The organization’s goal is to make the field of cultured meat more open and accessible by creating an academic and funding infrastructure for every researcher and entrepreneur intending to join the field as well as provide support in the process.

Cultured meat is a type of meat produced in sterile, controlled environments using cells taken from animal bodies, in a process which results in 100% real meat. Culturing meat begins with creating a pool of cells harvested from living animals. Cells are then incubated in a serum rich with energy substrates, amino acids, and inorganic salts to support cell metabolism and growth. After just a few days a thin layer of muscle tissue can be created, identical in every way to the type of meat consumed today.

“With the growth in populations and projecting to the future, humanity needs to consider more sustainable models of food production, which will provide alternatives to the traditional ways by which we currently produce proteins from animal sources for consumption,” said Gefen. “Tissue engineering may offer such alternatives, which is what we will be exploring in this research project.
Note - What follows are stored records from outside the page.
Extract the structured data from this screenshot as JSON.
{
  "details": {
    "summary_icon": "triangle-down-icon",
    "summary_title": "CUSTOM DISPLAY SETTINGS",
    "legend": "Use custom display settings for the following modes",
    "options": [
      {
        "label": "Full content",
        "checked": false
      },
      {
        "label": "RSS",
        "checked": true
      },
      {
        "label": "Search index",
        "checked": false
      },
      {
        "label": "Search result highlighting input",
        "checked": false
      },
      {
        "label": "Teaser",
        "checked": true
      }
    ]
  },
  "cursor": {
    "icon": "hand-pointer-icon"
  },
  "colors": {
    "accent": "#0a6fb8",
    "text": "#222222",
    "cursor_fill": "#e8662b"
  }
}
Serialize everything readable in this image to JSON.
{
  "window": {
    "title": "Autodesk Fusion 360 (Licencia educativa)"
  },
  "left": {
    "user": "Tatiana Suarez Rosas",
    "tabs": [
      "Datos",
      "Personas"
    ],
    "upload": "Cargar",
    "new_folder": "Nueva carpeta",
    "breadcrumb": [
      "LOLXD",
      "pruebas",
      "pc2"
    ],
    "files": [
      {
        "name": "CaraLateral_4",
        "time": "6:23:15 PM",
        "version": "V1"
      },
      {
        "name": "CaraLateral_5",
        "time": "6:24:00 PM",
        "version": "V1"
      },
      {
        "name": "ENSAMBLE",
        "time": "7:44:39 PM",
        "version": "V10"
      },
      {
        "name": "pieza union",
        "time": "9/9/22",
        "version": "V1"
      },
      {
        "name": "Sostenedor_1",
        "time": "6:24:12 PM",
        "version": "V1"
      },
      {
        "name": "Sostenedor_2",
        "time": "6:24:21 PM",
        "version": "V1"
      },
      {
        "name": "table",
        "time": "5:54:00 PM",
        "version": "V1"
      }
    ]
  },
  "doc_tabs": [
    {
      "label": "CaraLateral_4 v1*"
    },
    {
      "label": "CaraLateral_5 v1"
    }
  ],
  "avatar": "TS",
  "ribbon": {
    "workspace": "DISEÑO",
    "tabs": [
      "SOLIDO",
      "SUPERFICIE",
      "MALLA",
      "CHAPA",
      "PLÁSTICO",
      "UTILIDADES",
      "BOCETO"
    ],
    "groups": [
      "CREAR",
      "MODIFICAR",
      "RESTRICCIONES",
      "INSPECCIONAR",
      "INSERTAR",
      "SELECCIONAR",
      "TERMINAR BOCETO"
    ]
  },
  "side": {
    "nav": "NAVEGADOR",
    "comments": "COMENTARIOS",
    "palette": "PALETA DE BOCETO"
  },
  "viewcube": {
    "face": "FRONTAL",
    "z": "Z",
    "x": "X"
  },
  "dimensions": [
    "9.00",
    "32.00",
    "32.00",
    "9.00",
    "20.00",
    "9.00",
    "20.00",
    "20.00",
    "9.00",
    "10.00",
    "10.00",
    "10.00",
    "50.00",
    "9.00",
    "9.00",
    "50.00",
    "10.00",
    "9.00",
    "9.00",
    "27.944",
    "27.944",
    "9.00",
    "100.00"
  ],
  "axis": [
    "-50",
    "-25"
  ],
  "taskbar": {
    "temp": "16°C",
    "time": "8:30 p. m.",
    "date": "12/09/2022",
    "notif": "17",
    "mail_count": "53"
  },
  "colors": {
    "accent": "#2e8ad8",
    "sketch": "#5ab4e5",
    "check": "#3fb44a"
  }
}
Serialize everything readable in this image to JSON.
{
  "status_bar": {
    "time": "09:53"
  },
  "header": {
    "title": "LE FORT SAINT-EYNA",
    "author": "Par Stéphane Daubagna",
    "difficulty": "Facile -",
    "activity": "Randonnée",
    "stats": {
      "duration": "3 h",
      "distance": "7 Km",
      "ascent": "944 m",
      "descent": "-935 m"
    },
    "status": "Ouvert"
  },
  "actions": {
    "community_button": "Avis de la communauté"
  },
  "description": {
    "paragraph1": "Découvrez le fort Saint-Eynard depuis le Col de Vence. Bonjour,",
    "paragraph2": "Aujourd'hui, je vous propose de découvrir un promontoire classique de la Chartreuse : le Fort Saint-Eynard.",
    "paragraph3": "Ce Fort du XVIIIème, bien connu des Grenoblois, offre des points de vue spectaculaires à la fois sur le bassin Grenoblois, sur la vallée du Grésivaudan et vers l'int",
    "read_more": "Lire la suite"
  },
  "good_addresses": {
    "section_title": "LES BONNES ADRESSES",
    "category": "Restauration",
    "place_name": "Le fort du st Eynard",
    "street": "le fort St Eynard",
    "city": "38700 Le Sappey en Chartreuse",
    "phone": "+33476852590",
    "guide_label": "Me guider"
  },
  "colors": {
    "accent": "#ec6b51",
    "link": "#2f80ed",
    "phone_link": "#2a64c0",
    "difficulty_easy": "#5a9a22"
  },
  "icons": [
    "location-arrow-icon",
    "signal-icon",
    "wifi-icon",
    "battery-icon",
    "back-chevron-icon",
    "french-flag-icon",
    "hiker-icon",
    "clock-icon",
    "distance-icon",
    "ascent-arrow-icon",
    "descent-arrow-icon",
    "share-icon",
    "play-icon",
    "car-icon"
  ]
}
We are targeting the development of a tissue-engineered chicken breast, which is a popular choice for a main course in many cultures and countries, to test feasibility of the concept and, in particular, to identify gaps in knowledge and challenges on the route to commercial production.”

Modern Agriculture Foundation